Material to process ::
--*--
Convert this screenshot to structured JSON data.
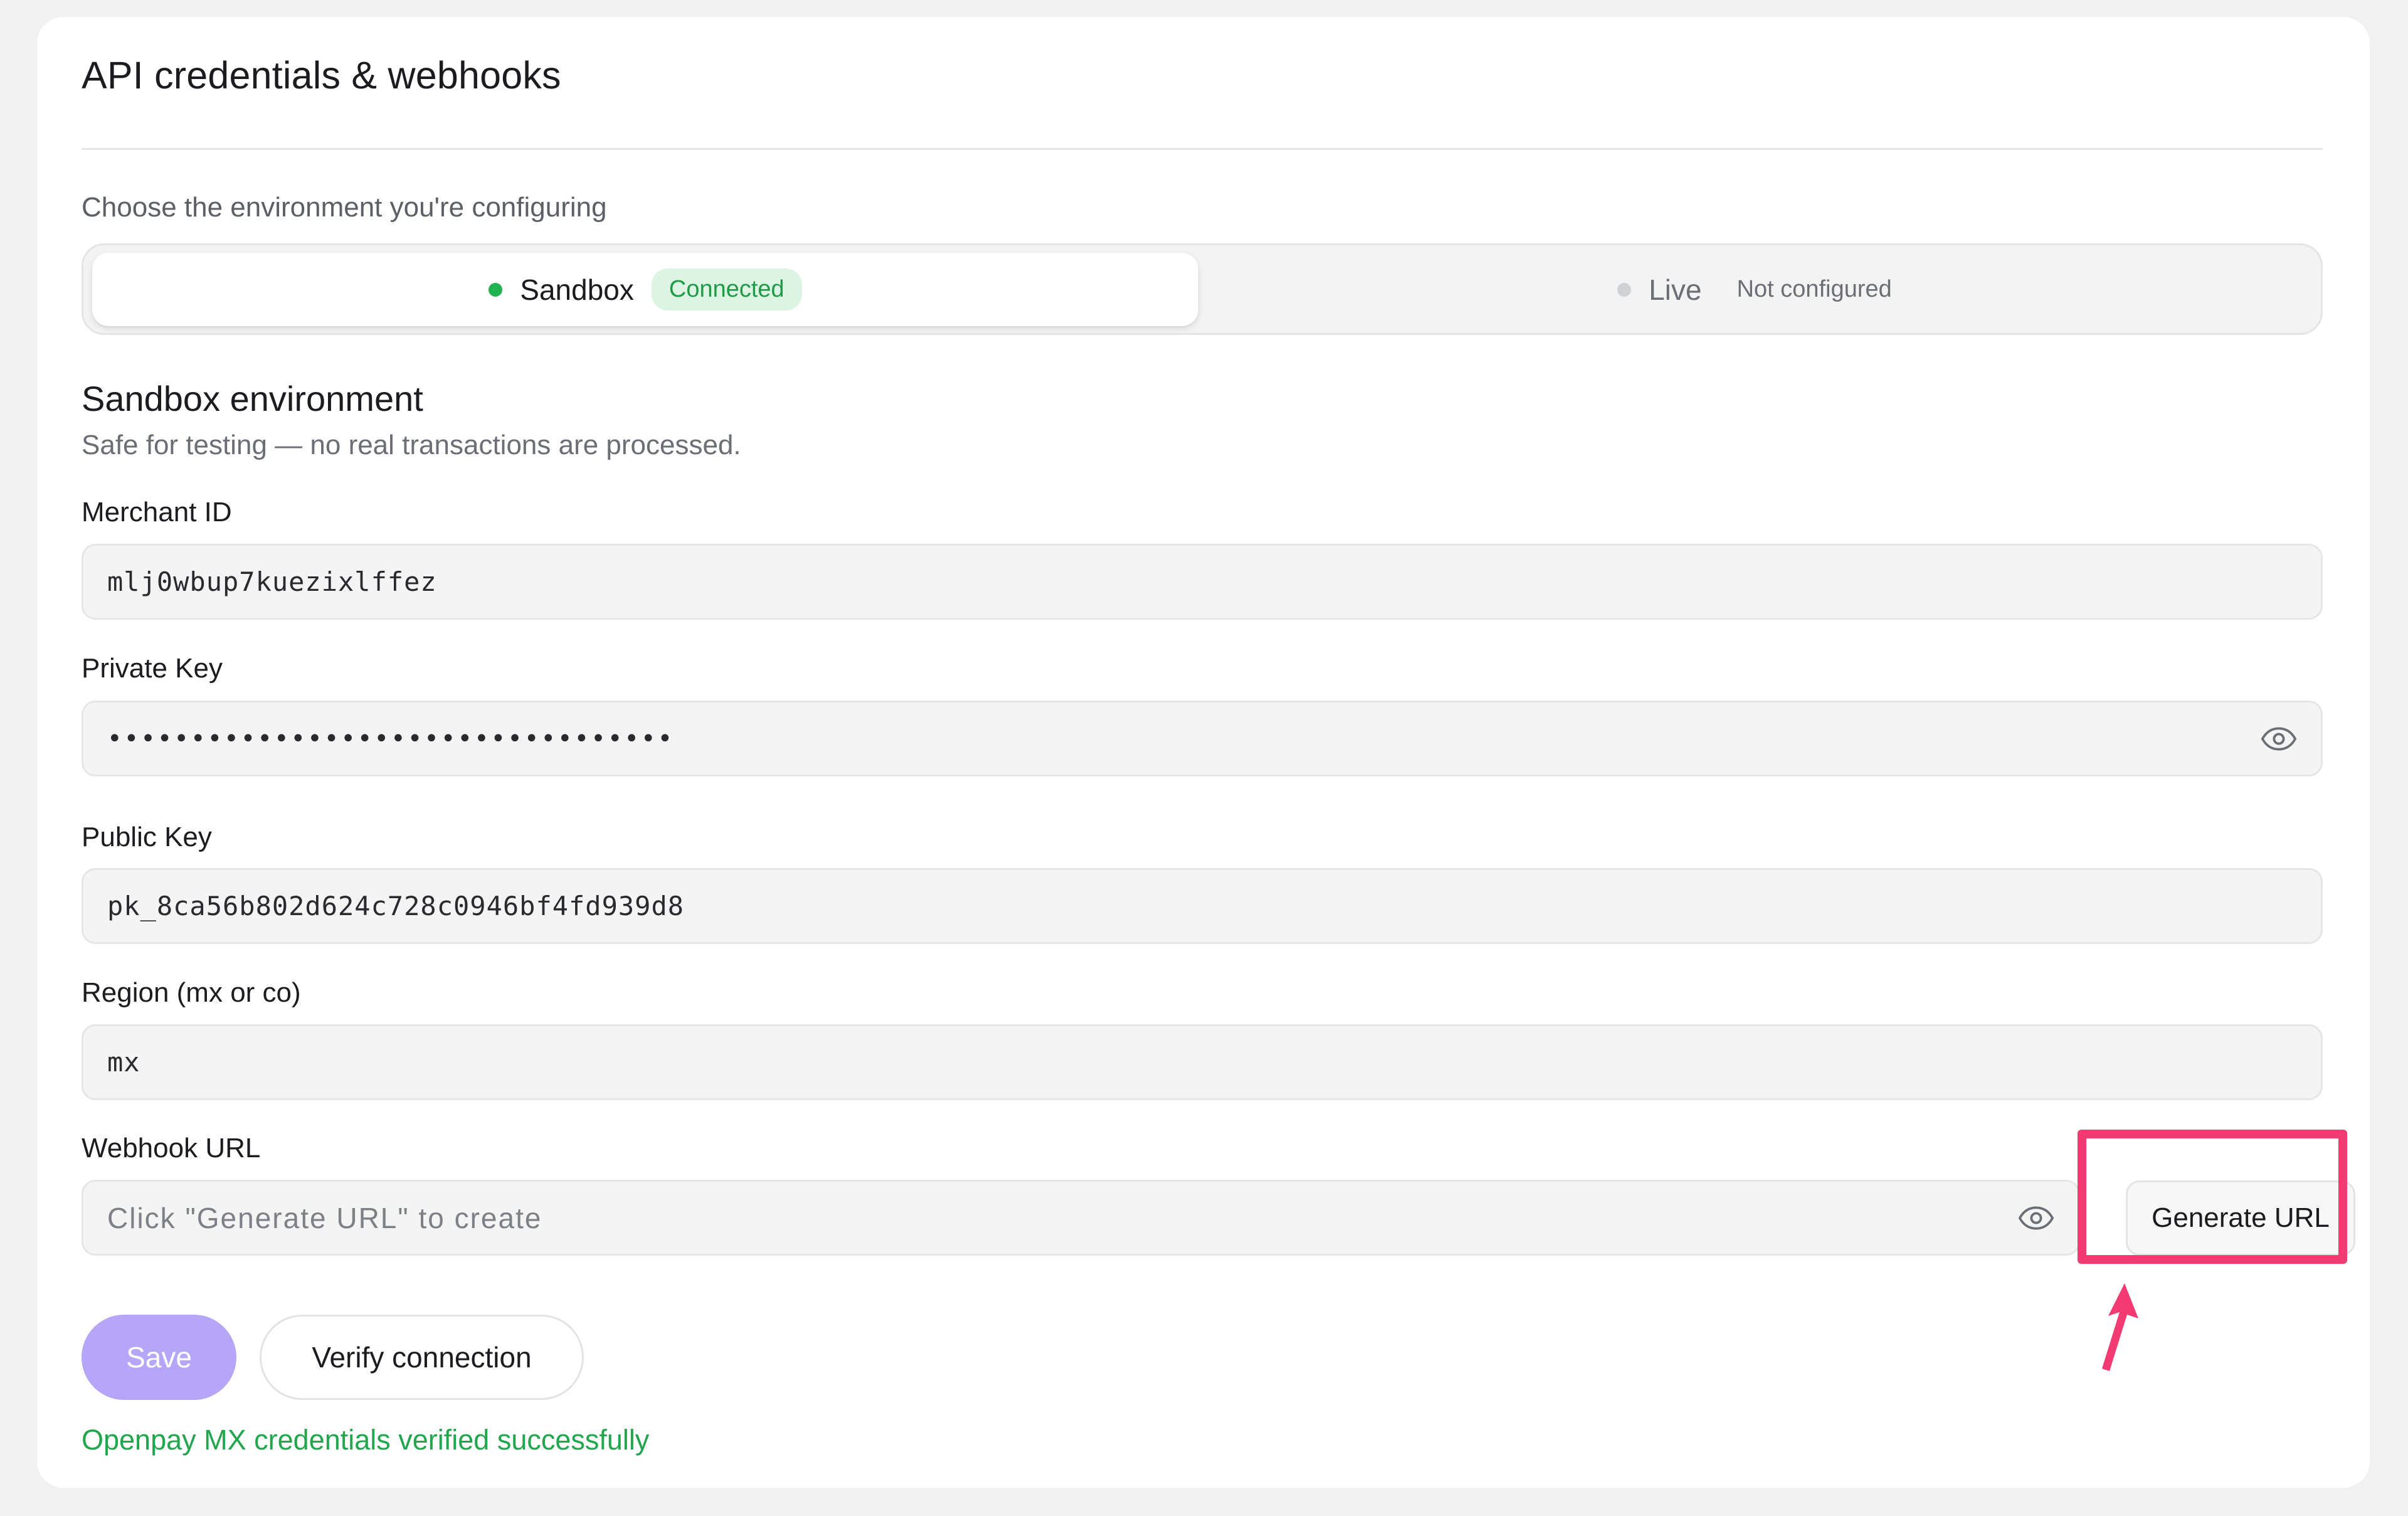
{
  "card": {
    "title": "API credentials & webhooks"
  },
  "environment": {
    "label": "Choose the environment you're configuring",
    "options": [
      {
        "name": "Sandbox",
        "status": "Connected",
        "selected": true,
        "status_color": "#22b351"
      },
      {
        "name": "Live",
        "status": "Not configured",
        "selected": false,
        "status_color": "#cfd1d5"
      }
    ]
  },
  "section": {
    "title": "Sandbox environment",
    "subtitle": "Safe for testing — no real transactions are processed."
  },
  "fields": {
    "merchant_id": {
      "label": "Merchant ID",
      "value": "mlj0wbup7kuezixlffez"
    },
    "private_key": {
      "label": "Private Key",
      "value": "••••••••••••••••••••••••••••••••••",
      "icon": "eye-icon"
    },
    "public_key": {
      "label": "Public Key",
      "value": "pk_8ca56b802d624c728c0946bf4fd939d8"
    },
    "region": {
      "label": "Region (mx or co)",
      "value": "mx"
    },
    "webhook_url": {
      "label": "Webhook URL",
      "placeholder": "Click \"Generate URL\" to create",
      "value": "",
      "icon": "eye-icon"
    }
  },
  "buttons": {
    "generate_url": "Generate URL",
    "save": "Save",
    "verify": "Verify connection"
  },
  "status_message": "Openpay MX credentials verified successfully",
  "colors": {
    "accent": "#b6a6f7",
    "success": "#22a64d",
    "highlight": "#f23b72"
  }
}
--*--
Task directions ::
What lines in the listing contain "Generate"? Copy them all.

Solution to this exercise ::
      "placeholder": "Click \"Generate URL\" to create",
    "generate_url": "Generate URL",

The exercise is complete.